I am Taliesin. I sing perfect metre,
Which will last to the end of the world.
My patron is Elphin...
I know why there is an echo in a hollow;
Why silver gleams; why breath is black; why liver is bloody;
Why a cow has horns; why a woman is affectionate;
Why milk is white; why holly is green;
Why a kid is bearded; why the cow-parsnip is hollow;
Why brine is salt; why ale is bitter;
Why the linnet is green and berries red;
Why a cuckoo complains; why it sings;
I know where the cuckoos of summer are in winter.
I know what beasts there are at the bottom of the sea;
How many spears in battle; how many drops in a shower;
Why a river drowned Pharoah's people;
Why fishes have scales,
Why a white swan has black feet...
I have been a blue salmon,
I have been a dog, a stag, an axe in the hand,
A stallion, a bull, a buck,
A grain which grew on a hill,
I was reaped, and placed in an oven,
I fell to the ground when I was being roasted
And a hen swallowed me.
For nine nights was I in her crop.
I have been dead, I have been alive,
I am Taliesin.

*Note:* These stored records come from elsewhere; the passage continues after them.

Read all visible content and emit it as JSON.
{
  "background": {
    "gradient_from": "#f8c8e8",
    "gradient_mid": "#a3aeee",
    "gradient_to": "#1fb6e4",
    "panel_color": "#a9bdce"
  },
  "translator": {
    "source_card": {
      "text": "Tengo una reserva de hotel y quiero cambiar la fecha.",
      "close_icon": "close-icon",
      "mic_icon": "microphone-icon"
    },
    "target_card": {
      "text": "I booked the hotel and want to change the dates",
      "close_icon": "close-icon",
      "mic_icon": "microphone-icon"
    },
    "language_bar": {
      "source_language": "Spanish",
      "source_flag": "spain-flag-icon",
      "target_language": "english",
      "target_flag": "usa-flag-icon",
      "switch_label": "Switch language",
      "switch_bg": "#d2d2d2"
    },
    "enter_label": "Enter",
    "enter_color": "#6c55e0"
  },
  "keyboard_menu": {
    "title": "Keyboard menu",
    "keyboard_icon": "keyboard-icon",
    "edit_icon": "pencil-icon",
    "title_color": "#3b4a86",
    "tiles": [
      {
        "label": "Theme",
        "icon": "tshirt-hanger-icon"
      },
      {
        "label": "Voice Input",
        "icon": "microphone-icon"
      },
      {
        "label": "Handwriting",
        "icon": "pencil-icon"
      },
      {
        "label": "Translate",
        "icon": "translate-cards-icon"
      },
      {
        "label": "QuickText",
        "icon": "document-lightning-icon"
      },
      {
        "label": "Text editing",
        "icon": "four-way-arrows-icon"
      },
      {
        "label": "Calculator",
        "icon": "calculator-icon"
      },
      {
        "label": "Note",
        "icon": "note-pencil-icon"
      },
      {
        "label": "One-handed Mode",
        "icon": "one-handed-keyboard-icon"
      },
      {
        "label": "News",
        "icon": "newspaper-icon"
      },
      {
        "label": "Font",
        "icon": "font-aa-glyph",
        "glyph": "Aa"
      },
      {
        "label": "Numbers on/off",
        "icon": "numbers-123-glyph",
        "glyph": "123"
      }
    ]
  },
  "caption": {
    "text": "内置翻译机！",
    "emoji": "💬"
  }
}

Ah Taliesin, the Welsh wizard bard. He probally lived in the sixth century, was same age as the chieftain who became the 'King Arthur ' of later romance. Taliesin's legend and poems survive in the 'Mabinogion'. In legend and medieval Welsh poetry he is often referred to as Taliesin Chief of the bards / poets ( Taliesin Ben Beirdd) .
The witch Ceridwen once prepared in her cauldron a magic brew which, after a year's boiling, was to yield three blessed drops. Whoever swallowed these drops would know all the secrets of the pasrt, the present, and the future. The gift of prophecy. By accident this happened to be Gwion Bach, the boy who helped to tend the fire beneath the cauldron. When boiling drops fell on his finger, he put it in his mouth, and then, realising his danger, fled. Ceridwen pursued him relentlessly. After numerous transformations, the ravenous witch as a hen ate the fugitive boy disguised as a grain of wheat.
Thrown into the sea at last, he was caught in a fish -trap, and called Taliesin, the meaning of which is 'radiant brow'. His knowledge dumbfounded king's bards and amazed the common people. ' I have been dead, I have been alive... I am Taliesin.'

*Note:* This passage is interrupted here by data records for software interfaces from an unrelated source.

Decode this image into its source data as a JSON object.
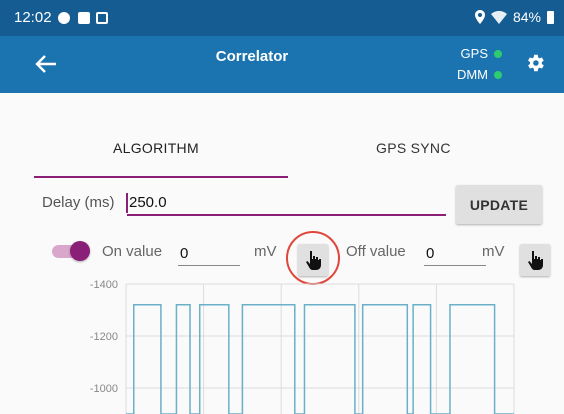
{
  "status_bar": {
    "time": "12:02",
    "battery": "84%",
    "icons": [
      "notification-icon",
      "checkbox-icon",
      "image-icon",
      "location-icon",
      "wifi-icon",
      "battery-icon"
    ]
  },
  "app_bar": {
    "title": "Correlator",
    "gps_label": "GPS",
    "dmm_label": "DMM",
    "gps_status_color": "#2ecc71",
    "dmm_status_color": "#2ecc71",
    "background": "#1b74b0"
  },
  "tabs": [
    {
      "label": "ALGORITHM",
      "selected": true
    },
    {
      "label": "GPS SYNC",
      "selected": false
    }
  ],
  "delay": {
    "label": "Delay (ms)",
    "value": "250.0",
    "update_label": "UPDATE"
  },
  "on_off": {
    "toggle_on": true,
    "on_label": "On value",
    "on_value": "0",
    "on_unit": "mV",
    "off_label": "Off value",
    "off_value": "0",
    "off_unit": "mV"
  },
  "accent_color": "#8a1f78",
  "chart_data": {
    "type": "line",
    "y_ticks": [
      "-1400",
      "-1200",
      "-1000"
    ],
    "ylim": [
      -1400,
      -900
    ],
    "reversed_y": true,
    "grid": true,
    "series": [
      {
        "color": "#6ab0c8",
        "points": [
          [
            0.0,
            -900
          ],
          [
            0.02,
            -900
          ],
          [
            0.02,
            -1320
          ],
          [
            0.09,
            -1320
          ],
          [
            0.09,
            -900
          ],
          [
            0.13,
            -900
          ],
          [
            0.13,
            -1320
          ],
          [
            0.165,
            -1320
          ],
          [
            0.165,
            -900
          ],
          [
            0.19,
            -900
          ],
          [
            0.19,
            -1320
          ],
          [
            0.265,
            -1320
          ],
          [
            0.265,
            -900
          ],
          [
            0.3,
            -900
          ],
          [
            0.3,
            -1320
          ],
          [
            0.435,
            -1320
          ],
          [
            0.435,
            -900
          ],
          [
            0.46,
            -900
          ],
          [
            0.46,
            -1320
          ],
          [
            0.59,
            -1320
          ],
          [
            0.59,
            -900
          ],
          [
            0.61,
            -900
          ],
          [
            0.61,
            -1320
          ],
          [
            0.725,
            -1320
          ],
          [
            0.725,
            -900
          ],
          [
            0.74,
            -900
          ],
          [
            0.74,
            -1320
          ],
          [
            0.785,
            -1320
          ],
          [
            0.785,
            -900
          ],
          [
            0.835,
            -900
          ],
          [
            0.835,
            -1320
          ],
          [
            0.95,
            -1320
          ],
          [
            0.95,
            -900
          ],
          [
            1.0,
            -900
          ]
        ]
      }
    ]
  }
}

Taliesin yw fi.

Dw'in canu yn mesurydd perffaith,
Pa diwetha hyd ddiwedd y byd.
Fy noddwr yn Elphin...

Below of Taliesin (Bedd Taliesin) on the shores Lake Bala in Wales, believed to be his final
resting place.

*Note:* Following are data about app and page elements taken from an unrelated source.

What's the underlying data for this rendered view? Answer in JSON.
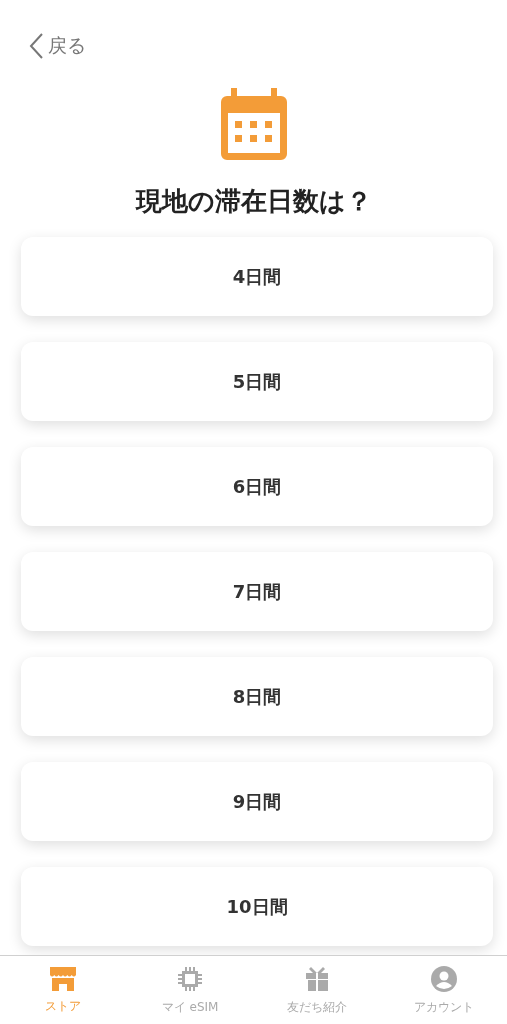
{
  "back": {
    "label": "戻る"
  },
  "title": "現地の滞在日数は？",
  "options": [
    {
      "label": "4日間"
    },
    {
      "label": "5日間"
    },
    {
      "label": "6日間"
    },
    {
      "label": "7日間"
    },
    {
      "label": "8日間"
    },
    {
      "label": "9日間"
    },
    {
      "label": "10日間"
    }
  ],
  "tab_bar": [
    {
      "label": "ストア",
      "kind": "store",
      "selected": true
    },
    {
      "label": "マイ eSIM",
      "kind": "chip",
      "selected": false
    },
    {
      "label": "友だち紹介",
      "kind": "gift",
      "selected": false
    },
    {
      "label": "アカウント",
      "kind": "account",
      "selected": false
    }
  ]
}
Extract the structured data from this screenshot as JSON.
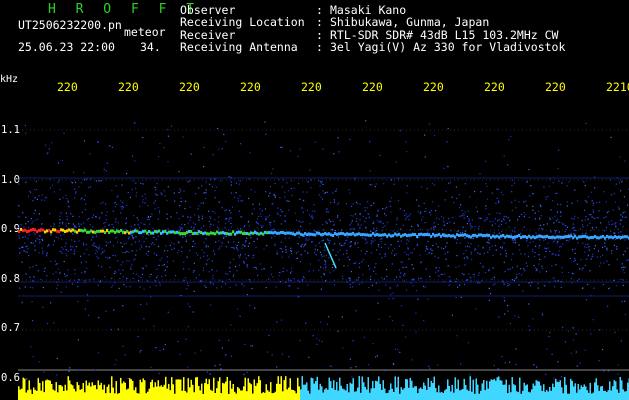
{
  "header": {
    "app_title": "H R O F F T",
    "filename": "UT2506232200.pn",
    "tag": "meteor",
    "datetime": "25.06.23 22:00",
    "count": "34."
  },
  "station": {
    "fields": [
      {
        "label": "Observer",
        "value": "Masaki Kano"
      },
      {
        "label": "Receiving Location",
        "value": "Shibukawa, Gunma, Japan"
      },
      {
        "label": "Receiver",
        "value": "RTL-SDR SDR# 43dB L15 103.2MHz CW"
      },
      {
        "label": "Receiving Antenna",
        "value": "3el Yagi(V) Az 330 for Vladivostok"
      }
    ]
  },
  "axes": {
    "freq_unit": "kHz",
    "freq_ticks": [
      "1.1",
      "1.0",
      "0.9",
      "0.8",
      "0.7",
      "0.6"
    ],
    "time_ticks": [
      "220",
      "220",
      "220",
      "220",
      "220",
      "220",
      "220",
      "220",
      "220",
      "2210"
    ]
  },
  "colors": {
    "background": "#000000",
    "title": "#2bd12b",
    "time_ticks": "#ffff00",
    "signal_low": "#1f3cff",
    "signal_high": "#ff2020",
    "meteor_echo": "#49e0ff",
    "level_bar_a": "#ffff00",
    "level_bar_b": "#3fd7ff"
  }
}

  1. I love this poem so thank you for posting it. It's one of my favourites and I wanted a digital copy.

  2. is rather beautiful.

  3. Thank you for posting this poem! Where can find the full Welsh text?

  4. not completely sure, but from the mabinogian, I think, which has been translated a few times,the originals not a product of one singular mind though , guess this is how our talea survive,I have been trying to find a translation for ages, the welsh national library possibly holds a key. I guess a diligent Welh teacherI guess this is the ultimate difficulty of translation, would be able to help further, but I am sure you will agree, in the gift of any language, it is beautiful nevertheless, the mystery and wonder of folklore and language,an eternal poem , still setting paths of discovery at the end of the day.Think I personally discovered the path of Taliesin through the White Godess by Robert Graves. Regards, all the best.